● **TASK TO COMPLETE**
Which of the lines below contain the string "this"? Copy each one.

● **THE RECORDS**
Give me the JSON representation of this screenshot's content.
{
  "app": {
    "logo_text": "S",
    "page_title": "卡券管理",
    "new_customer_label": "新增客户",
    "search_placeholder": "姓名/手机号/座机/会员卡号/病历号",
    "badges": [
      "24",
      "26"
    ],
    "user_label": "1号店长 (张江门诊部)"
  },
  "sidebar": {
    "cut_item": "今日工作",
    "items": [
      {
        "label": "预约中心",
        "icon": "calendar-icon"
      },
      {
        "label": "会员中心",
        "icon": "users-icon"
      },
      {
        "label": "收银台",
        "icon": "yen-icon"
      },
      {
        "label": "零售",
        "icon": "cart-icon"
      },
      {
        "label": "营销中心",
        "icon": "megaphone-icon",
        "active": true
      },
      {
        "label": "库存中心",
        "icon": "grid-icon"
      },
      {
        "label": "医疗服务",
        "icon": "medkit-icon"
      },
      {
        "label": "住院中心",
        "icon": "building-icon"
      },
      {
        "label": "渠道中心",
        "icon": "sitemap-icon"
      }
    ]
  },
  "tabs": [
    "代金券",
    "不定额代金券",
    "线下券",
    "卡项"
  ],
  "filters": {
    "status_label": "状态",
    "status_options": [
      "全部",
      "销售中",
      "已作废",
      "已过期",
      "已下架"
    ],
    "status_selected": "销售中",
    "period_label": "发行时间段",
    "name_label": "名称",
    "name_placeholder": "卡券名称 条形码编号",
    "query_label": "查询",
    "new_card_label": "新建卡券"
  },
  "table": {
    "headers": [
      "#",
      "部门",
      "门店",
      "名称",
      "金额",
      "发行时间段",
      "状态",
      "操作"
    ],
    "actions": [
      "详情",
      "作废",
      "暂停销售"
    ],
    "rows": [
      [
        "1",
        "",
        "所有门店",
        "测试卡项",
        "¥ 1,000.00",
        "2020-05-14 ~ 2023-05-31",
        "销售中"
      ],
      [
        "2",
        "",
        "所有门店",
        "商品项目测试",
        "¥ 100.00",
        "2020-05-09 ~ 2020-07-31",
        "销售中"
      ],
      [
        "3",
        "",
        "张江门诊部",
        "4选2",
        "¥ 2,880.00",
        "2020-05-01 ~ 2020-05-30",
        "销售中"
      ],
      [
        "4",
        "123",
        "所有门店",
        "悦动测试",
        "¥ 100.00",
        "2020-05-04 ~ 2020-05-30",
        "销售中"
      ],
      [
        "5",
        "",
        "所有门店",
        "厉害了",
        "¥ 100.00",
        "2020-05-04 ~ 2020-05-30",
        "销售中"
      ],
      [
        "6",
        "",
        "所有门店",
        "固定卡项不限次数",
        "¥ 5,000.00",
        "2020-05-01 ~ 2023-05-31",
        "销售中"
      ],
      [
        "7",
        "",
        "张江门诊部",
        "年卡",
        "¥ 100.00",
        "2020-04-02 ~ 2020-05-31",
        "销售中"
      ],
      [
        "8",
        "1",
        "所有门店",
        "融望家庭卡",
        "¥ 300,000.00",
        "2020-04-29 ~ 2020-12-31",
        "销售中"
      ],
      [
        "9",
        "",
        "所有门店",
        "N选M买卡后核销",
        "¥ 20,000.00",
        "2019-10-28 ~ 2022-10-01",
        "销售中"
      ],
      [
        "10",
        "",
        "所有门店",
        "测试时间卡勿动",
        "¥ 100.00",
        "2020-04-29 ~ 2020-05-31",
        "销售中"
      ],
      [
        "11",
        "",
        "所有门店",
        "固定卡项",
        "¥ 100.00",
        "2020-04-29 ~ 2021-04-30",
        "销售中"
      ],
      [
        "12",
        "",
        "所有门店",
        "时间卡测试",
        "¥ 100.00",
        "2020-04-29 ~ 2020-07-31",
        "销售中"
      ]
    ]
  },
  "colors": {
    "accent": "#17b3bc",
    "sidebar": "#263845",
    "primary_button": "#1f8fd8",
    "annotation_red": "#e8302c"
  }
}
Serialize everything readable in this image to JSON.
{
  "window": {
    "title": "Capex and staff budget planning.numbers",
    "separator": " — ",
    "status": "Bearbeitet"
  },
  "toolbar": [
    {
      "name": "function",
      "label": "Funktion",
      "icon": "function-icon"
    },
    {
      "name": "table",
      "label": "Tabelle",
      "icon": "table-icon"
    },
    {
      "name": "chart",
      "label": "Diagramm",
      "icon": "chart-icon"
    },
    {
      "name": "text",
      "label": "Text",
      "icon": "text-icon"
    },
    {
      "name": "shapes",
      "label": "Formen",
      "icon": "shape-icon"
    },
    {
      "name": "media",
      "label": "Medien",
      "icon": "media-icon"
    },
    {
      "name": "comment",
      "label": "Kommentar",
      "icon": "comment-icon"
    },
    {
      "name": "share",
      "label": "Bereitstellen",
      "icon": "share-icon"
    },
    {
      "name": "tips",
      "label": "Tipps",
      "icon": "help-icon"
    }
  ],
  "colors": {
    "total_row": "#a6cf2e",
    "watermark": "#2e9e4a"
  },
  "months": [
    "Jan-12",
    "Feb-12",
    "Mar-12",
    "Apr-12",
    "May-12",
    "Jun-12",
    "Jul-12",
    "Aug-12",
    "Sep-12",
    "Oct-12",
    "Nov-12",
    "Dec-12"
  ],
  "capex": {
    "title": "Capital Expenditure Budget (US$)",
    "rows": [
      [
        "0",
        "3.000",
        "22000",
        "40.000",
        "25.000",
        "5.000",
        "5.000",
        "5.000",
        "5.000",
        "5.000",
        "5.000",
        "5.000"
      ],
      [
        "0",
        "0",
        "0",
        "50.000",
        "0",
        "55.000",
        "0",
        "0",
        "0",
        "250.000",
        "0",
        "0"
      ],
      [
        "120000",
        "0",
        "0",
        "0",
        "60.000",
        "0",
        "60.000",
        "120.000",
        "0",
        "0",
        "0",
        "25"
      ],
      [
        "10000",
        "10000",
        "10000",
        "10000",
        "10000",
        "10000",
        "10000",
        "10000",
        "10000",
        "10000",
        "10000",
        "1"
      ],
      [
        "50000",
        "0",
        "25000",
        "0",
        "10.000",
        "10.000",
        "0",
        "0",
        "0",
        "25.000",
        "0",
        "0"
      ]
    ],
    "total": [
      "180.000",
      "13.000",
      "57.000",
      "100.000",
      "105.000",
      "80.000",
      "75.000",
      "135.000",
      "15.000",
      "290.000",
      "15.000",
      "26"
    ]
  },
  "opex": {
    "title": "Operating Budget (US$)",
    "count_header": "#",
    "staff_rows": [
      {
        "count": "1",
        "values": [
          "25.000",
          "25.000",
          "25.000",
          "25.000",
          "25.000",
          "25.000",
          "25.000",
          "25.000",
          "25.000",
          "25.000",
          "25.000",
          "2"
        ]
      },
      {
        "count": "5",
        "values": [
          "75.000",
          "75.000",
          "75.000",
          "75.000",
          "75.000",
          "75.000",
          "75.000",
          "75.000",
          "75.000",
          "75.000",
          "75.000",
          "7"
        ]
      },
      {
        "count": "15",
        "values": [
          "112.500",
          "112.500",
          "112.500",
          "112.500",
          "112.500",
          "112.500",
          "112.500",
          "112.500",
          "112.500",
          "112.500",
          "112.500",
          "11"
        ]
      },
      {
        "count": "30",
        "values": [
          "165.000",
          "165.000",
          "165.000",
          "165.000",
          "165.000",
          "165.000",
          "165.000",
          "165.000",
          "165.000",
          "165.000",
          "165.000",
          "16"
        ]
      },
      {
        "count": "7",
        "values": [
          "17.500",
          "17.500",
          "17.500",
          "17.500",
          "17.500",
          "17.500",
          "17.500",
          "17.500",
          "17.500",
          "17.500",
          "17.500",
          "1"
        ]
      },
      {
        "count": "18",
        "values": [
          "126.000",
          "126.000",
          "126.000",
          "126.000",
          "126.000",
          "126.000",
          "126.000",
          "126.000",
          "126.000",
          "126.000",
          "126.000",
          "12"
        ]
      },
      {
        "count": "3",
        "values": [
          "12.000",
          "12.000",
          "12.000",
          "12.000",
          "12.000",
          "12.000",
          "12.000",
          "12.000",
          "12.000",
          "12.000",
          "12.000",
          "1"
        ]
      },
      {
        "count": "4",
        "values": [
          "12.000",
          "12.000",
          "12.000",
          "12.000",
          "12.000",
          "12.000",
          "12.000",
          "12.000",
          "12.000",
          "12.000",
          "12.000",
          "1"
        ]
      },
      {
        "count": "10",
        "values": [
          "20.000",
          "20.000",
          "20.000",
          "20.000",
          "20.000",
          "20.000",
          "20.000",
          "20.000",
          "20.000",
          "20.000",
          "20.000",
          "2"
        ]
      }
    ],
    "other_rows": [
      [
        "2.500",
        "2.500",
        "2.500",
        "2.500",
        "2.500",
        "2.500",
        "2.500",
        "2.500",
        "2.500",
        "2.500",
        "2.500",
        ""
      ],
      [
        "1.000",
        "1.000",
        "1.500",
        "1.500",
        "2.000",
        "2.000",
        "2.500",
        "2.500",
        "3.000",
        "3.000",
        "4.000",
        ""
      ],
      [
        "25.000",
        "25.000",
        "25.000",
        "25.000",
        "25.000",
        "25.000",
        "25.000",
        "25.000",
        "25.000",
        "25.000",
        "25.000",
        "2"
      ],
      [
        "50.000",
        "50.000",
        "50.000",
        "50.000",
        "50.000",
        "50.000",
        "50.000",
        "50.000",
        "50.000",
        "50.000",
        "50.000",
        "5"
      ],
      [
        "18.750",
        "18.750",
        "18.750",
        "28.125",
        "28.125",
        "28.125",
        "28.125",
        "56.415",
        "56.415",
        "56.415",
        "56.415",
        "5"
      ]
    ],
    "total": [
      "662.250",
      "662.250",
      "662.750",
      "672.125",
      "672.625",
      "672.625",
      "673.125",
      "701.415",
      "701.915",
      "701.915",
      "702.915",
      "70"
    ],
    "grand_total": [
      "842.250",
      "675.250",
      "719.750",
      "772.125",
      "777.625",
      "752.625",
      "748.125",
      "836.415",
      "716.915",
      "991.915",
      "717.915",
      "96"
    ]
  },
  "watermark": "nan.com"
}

● **ANSWER SPACE**
Give me the JSON representation of this screenshot's content.
Serialize everything readable in this image to JSON.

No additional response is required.